_What you need to do:_
Retrieve every line from the records in which the word "true" occurs.

** Opening Information provided block **

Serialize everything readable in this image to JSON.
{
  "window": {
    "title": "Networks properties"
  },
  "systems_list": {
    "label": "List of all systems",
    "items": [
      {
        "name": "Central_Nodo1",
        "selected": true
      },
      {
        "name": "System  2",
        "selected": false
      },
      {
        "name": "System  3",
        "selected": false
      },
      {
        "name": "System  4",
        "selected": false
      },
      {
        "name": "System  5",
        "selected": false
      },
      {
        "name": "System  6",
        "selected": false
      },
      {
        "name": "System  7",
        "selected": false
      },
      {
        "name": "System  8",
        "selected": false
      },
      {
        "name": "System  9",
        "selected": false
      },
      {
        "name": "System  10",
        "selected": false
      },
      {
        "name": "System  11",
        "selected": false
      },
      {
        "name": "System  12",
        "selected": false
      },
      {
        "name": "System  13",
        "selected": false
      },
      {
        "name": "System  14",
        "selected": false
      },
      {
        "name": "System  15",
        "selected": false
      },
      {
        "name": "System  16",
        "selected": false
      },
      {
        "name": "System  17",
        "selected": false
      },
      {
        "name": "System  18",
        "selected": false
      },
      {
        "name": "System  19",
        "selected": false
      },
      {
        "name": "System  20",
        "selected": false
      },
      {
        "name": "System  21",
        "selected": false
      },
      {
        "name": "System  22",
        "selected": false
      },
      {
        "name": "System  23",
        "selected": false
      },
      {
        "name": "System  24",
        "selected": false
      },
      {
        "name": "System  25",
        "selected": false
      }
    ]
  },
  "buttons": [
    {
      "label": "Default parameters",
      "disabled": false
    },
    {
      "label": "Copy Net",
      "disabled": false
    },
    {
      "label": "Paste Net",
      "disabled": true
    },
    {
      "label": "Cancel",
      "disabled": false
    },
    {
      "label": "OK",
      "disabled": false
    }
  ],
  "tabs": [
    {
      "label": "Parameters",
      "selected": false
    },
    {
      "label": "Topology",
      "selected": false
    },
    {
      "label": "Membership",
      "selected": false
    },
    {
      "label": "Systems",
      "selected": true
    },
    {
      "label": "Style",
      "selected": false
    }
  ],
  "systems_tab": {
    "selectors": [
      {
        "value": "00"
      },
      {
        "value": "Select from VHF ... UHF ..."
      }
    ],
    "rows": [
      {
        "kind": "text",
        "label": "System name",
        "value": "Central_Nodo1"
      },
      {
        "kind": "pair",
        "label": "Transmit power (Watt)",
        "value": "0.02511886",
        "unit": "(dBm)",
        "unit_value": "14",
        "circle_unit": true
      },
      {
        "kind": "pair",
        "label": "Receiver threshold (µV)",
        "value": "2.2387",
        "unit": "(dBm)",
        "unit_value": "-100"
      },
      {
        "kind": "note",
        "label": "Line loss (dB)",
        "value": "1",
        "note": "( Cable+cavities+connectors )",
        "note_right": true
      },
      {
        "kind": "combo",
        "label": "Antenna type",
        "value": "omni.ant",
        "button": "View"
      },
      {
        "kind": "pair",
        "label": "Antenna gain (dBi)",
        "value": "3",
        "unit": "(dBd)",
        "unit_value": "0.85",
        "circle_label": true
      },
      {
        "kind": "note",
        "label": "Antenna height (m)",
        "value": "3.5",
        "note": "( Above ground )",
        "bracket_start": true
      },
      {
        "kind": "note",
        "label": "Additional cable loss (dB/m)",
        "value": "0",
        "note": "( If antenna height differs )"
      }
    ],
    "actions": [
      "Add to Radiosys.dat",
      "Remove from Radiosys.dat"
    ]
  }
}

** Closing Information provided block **
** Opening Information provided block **

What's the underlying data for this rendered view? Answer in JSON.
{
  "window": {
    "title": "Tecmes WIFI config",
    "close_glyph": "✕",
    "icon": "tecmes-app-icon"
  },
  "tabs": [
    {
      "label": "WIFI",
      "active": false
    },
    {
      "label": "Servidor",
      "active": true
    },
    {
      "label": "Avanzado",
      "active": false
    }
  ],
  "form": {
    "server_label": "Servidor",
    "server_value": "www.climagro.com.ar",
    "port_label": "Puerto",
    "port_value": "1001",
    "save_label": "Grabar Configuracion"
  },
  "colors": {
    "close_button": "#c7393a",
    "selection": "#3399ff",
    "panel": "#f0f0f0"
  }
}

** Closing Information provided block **

_Final answer:_
        "selected": true
      "disabled": true
      "selected": true
        "circle_unit": true
        "note_right": true
        "circle_label": true
        "bracket_start": true
      "active": true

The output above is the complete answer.